**** Data in this exercise

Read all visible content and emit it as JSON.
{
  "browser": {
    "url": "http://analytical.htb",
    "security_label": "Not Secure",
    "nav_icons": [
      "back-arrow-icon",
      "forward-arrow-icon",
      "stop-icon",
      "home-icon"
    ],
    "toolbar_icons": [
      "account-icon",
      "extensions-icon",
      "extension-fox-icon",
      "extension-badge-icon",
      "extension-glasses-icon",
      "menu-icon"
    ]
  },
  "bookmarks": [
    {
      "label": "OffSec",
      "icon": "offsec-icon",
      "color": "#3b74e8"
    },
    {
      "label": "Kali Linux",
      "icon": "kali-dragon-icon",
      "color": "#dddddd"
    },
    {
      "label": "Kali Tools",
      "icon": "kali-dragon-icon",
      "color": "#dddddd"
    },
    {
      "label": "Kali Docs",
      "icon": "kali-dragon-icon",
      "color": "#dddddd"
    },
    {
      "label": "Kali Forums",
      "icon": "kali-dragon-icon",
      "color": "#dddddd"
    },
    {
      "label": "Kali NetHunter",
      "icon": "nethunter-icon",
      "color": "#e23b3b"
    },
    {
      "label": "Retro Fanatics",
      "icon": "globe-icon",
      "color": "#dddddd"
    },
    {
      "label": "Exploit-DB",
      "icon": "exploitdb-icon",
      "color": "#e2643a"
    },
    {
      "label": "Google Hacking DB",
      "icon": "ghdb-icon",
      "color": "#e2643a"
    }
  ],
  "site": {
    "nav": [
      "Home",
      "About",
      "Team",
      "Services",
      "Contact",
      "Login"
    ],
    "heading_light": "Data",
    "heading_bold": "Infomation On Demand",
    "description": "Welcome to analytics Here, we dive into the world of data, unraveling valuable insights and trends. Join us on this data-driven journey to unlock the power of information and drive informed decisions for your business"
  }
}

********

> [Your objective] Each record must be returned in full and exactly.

> [Result]
Read all visible content and emit it as JSON.
{
  "browser": {
    "url": "http://analytical.htb",
    "security_label": "Not Secure",
    "nav_icons": [
      "back-arrow-icon",
      "forward-arrow-icon",
      "stop-icon",
      "home-icon"
    ],
    "toolbar_icons": [
      "account-icon",
      "extensions-icon",
      "extension-fox-icon",
      "extension-badge-icon",
      "extension-glasses-icon",
      "menu-icon"
    ]
  },
  "bookmarks": [
    {
      "label": "OffSec",
      "icon": "offsec-icon",
      "color": "#3b74e8"
    },
    {
      "label": "Kali Linux",
      "icon": "kali-dragon-icon",
      "color": "#dddddd"
    },
    {
      "label": "Kali Tools",
      "icon": "kali-dragon-icon",
      "color": "#dddddd"
    },
    {
      "label": "Kali Docs",
      "icon": "kali-dragon-icon",
      "color": "#dddddd"
    },
    {
      "label": "Kali Forums",
      "icon": "kali-dragon-icon",
      "color": "#dddddd"
    },
    {
      "label": "Kali NetHunter",
      "icon": "nethunter-icon",
      "color": "#e23b3b"
    },
    {
      "label": "Retro Fanatics",
      "icon": "globe-icon",
      "color": "#dddddd"
    },
    {
      "label": "Exploit-DB",
      "icon": "exploitdb-icon",
      "color": "#e2643a"
    },
    {
      "label": "Google Hacking DB",
      "icon": "ghdb-icon",
      "color": "#e2643a"
    }
  ],
  "site": {
    "nav": [
      "Home",
      "About",
      "Team",
      "Services",
      "Contact",
      "Login"
    ],
    "heading_light": "Data",
    "heading_bold": "Infomation On Demand",
    "description": "Welcome to analytics Here, we dive into the world of data, unraveling valuable insights and trends. Join us on this data-driven journey to unlock the power of information and drive informed decisions for your business"
  }
}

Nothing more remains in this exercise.